In the Lap of “Luxury”

In the Lap of “Luxury”

Elegance. Confidence. Best in the world. Brands with luxurious voices aren’t just selling a product, they’re marketing a lifestyle.

A picture is worth 1,000 words, and luxury brands use this to their advantage. They capitalize on the beauty of their products and packaging with large, clear photos, often including close-up shots to show details. Models are effortlessly beautiful. Colors tend to be rich and saturated. Palettes lean neutral with lots of black, cream, brown, gold, and silver; maybe with a vibrant accent color. This all helps the brand tell the story of what luxury means to them, and should mean to you.

As a college student saving quarters to pay for laundry, I can’t even fathom a brand more luxurious than Louis Vuitton. The company embodies all of the visual aspects I discussed above – I mean, check out its Instagram feed below! Colors include rich walnuts and hints of vibrant red; videos focus closely on the clean watch faces and delicate purse details; gorgeous models look casually over their shoulder. Visually, this Instagram feed tells the story that classic is luxury, and luxury is Louis.


But brands with luxurious voices don’t stop with sight, they engage all of the senses whenever possible. Stores are scented and serve champagne. Websites play music. Close up photos show textures so clear you can almost feel them. These are conscious decisions made to create an all encompassing, opulent experience that holds true to the brand’s voice.

Confession, I can’t say I’ve recently been in a Louis Vuitton store. And by recently, I mean ever. But the brand does succeed in appealing to different senses online by incorporating audio into its posts and focusing closely on the product textures. Below is a video the company posted on Facebook. (TALK ABOUT VIDEO)


Louis Vuitton Pre-Fall 2019 Collection with Thandie Newton, Michelle Williams, Doona Bae, Samara Weaving, Sophie Turner, Indya Moore, Chloë Grace Moretz, Laura Harrier, Riley Keough, Kelela, Urassaya Sperbund, Zhong Chuxi, Ruth Negga, Kelsey Asbille, Alicia Vikander, Léa Seydoux and Jennifer Connelly. Find Nicolas Ghesquière’s Collection now in stores and online at
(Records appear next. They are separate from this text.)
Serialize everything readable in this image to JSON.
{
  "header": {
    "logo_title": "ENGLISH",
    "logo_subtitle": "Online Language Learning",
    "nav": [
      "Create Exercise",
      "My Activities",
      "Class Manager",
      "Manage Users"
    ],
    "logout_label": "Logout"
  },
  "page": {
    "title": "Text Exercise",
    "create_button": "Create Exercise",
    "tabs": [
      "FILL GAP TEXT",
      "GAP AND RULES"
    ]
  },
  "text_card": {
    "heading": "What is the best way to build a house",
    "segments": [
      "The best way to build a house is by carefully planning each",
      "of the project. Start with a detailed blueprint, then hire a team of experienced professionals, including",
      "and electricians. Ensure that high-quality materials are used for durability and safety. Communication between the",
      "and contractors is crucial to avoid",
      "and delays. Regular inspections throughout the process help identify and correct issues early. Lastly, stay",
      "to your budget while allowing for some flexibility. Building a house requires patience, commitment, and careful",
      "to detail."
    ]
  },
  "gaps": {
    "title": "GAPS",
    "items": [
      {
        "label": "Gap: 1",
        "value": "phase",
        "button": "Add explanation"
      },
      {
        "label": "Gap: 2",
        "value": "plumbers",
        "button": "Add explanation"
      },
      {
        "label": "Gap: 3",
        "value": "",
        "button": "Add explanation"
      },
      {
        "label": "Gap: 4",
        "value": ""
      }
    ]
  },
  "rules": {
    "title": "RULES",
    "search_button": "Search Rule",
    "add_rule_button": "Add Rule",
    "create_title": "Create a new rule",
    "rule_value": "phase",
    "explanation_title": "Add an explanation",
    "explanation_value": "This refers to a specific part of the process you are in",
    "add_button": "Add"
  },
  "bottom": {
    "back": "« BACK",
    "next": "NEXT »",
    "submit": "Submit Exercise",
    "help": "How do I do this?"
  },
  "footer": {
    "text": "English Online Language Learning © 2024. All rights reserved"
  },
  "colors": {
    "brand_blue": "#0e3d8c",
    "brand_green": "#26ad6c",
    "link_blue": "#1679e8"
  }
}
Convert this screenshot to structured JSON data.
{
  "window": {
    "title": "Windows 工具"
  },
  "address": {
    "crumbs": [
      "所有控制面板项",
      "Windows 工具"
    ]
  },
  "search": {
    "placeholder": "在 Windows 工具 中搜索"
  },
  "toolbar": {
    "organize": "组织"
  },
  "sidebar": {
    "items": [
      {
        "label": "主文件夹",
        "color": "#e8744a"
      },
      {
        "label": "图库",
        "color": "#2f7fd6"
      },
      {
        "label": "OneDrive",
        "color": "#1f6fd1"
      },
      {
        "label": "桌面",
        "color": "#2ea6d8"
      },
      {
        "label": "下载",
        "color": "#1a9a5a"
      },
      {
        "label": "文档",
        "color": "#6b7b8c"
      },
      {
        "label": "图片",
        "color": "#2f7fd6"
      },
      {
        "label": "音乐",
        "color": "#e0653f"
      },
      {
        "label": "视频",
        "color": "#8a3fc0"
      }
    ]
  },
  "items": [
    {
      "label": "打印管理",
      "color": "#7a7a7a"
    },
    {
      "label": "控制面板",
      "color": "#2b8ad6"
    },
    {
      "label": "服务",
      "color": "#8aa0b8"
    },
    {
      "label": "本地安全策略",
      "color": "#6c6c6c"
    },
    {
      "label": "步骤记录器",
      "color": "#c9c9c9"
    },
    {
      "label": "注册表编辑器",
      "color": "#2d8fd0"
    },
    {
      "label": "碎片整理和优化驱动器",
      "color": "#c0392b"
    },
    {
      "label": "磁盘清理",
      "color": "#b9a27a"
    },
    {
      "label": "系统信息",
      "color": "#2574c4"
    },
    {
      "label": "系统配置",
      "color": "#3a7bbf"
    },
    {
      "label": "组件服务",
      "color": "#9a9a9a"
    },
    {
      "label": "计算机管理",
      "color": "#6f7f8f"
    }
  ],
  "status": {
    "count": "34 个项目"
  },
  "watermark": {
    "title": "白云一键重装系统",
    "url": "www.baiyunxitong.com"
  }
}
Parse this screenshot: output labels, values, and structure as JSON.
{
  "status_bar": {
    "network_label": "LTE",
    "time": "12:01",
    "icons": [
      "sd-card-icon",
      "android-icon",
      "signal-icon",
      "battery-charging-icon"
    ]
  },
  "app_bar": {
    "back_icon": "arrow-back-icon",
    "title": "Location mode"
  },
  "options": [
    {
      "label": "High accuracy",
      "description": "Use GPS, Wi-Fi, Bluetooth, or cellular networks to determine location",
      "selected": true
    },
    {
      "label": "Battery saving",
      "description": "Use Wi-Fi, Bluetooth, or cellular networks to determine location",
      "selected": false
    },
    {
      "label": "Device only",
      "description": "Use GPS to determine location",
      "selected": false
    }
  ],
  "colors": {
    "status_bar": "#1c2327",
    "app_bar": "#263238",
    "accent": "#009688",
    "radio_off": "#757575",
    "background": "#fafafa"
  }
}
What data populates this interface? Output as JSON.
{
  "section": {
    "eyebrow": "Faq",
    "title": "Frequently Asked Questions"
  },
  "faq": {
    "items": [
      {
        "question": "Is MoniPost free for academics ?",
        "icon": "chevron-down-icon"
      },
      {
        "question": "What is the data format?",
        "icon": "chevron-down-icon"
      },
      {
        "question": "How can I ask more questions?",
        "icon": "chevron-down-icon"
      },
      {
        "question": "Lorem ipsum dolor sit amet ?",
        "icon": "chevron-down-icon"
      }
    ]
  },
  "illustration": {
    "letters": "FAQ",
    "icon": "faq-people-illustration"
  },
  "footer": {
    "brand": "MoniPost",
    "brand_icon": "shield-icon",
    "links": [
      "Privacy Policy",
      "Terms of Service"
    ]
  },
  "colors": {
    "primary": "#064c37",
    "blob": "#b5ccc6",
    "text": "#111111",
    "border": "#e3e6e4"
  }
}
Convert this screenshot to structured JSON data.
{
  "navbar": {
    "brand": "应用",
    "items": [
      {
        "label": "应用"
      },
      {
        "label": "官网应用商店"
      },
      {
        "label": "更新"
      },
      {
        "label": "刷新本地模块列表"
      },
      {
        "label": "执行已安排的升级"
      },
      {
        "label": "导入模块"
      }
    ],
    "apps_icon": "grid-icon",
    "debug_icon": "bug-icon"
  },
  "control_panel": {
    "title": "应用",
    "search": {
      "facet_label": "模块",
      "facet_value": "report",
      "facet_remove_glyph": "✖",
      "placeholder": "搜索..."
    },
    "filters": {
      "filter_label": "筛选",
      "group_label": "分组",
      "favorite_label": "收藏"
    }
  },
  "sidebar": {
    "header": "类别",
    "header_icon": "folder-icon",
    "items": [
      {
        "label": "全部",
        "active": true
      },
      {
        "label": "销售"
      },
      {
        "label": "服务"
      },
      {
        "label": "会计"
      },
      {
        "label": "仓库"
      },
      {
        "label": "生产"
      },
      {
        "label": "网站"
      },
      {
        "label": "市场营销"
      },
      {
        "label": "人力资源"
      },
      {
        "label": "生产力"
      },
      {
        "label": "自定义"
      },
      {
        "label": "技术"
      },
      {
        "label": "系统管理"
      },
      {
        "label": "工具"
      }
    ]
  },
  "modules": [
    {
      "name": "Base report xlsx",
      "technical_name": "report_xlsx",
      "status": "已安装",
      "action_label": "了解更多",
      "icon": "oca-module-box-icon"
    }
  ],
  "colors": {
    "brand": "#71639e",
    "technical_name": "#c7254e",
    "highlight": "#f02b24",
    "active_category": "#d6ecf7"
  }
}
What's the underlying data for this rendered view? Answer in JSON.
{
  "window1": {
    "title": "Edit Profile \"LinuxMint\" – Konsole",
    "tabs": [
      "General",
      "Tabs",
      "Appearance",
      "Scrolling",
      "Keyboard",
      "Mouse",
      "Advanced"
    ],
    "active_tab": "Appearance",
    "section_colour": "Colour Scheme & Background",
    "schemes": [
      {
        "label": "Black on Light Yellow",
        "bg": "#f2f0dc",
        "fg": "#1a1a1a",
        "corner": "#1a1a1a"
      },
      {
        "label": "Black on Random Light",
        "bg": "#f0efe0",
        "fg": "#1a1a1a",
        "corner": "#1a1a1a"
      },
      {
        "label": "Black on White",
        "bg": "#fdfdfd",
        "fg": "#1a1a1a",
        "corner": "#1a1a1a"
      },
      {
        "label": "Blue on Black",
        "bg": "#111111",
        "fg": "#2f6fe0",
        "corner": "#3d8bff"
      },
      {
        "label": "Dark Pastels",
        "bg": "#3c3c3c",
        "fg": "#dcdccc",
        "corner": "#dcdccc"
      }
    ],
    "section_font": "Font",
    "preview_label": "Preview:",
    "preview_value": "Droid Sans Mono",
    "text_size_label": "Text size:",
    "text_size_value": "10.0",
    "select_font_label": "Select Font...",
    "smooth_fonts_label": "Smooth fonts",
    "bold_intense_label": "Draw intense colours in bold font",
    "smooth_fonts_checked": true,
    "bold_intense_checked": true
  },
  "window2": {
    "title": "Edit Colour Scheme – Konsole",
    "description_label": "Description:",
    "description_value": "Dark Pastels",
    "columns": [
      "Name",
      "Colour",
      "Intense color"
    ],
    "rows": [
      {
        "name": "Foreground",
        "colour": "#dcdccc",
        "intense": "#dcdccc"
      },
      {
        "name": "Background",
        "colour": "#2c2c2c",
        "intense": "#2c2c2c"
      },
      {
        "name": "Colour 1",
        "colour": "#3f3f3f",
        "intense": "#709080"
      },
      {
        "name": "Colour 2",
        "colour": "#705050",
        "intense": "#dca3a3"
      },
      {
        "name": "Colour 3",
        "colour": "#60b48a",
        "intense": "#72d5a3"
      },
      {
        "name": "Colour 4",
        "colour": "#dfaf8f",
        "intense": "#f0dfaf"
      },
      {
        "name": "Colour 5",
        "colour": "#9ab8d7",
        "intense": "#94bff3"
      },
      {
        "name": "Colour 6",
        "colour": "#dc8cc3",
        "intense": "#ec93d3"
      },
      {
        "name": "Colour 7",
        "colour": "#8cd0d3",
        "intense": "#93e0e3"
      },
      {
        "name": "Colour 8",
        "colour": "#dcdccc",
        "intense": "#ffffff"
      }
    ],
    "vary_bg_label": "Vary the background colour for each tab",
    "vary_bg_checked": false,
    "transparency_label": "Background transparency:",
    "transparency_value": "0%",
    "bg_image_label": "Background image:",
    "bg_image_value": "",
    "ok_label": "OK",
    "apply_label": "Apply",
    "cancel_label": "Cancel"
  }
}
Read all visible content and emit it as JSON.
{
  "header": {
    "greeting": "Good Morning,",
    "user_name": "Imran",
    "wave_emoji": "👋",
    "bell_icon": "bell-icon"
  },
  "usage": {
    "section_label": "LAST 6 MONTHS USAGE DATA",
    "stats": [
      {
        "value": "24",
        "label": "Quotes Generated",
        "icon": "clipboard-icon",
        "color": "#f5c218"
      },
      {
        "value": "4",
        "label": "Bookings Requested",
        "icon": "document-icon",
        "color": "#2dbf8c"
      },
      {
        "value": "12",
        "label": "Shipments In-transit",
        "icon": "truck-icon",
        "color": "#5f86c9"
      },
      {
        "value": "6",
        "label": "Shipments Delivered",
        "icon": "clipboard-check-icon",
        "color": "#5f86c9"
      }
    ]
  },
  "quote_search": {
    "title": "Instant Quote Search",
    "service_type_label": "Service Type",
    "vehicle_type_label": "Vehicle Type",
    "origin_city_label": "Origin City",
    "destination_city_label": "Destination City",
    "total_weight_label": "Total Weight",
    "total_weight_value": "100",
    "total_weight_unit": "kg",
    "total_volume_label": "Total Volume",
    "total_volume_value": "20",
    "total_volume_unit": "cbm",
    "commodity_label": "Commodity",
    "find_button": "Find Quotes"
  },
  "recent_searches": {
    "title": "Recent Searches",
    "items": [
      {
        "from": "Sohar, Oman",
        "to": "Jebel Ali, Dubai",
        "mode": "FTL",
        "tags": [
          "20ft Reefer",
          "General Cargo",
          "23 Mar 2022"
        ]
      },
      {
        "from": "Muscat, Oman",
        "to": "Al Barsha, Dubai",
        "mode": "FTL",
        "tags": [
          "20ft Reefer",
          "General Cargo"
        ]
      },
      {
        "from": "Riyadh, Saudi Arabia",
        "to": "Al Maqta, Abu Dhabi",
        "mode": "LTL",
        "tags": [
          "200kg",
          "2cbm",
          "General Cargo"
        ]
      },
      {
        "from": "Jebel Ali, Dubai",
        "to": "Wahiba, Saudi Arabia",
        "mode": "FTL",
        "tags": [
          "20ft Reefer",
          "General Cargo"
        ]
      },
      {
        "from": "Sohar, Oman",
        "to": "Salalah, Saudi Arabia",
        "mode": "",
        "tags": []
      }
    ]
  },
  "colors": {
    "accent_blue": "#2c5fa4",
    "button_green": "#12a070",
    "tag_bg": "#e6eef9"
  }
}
Posted by Louis Vuitton on Friday, May 17, 2019

1,000 words is also worth 1,000 words, so how they sound and appear is important too. After browsing the world of luxury brands, I found that they stay away from script or artistic fonts, instead favoring sans serif – sleek and minimal – or serif fonts – classic and enduring. Copy is minimal for popular luxury brands, possibly because the products are so good they speak for themselves, but probably because they capitalize on the weight of name recognition. Descriptive words about the material or craftsmanship dominate.

Look at the Louis Vuitton webpage, pictured above. All content appears in a simple sans serif font, contrasting the logo, shown in the Instagram feed, which displays the LV in a classic serif font. The brand uses words like “enduring”, “heritage”, and “emblematic” – strong adjectives that contribute to the luxurious voice. These words provide more context as to what Louis categorizes as luxury.

Leave a Reply

Your email address will not be published. Required fields are marked *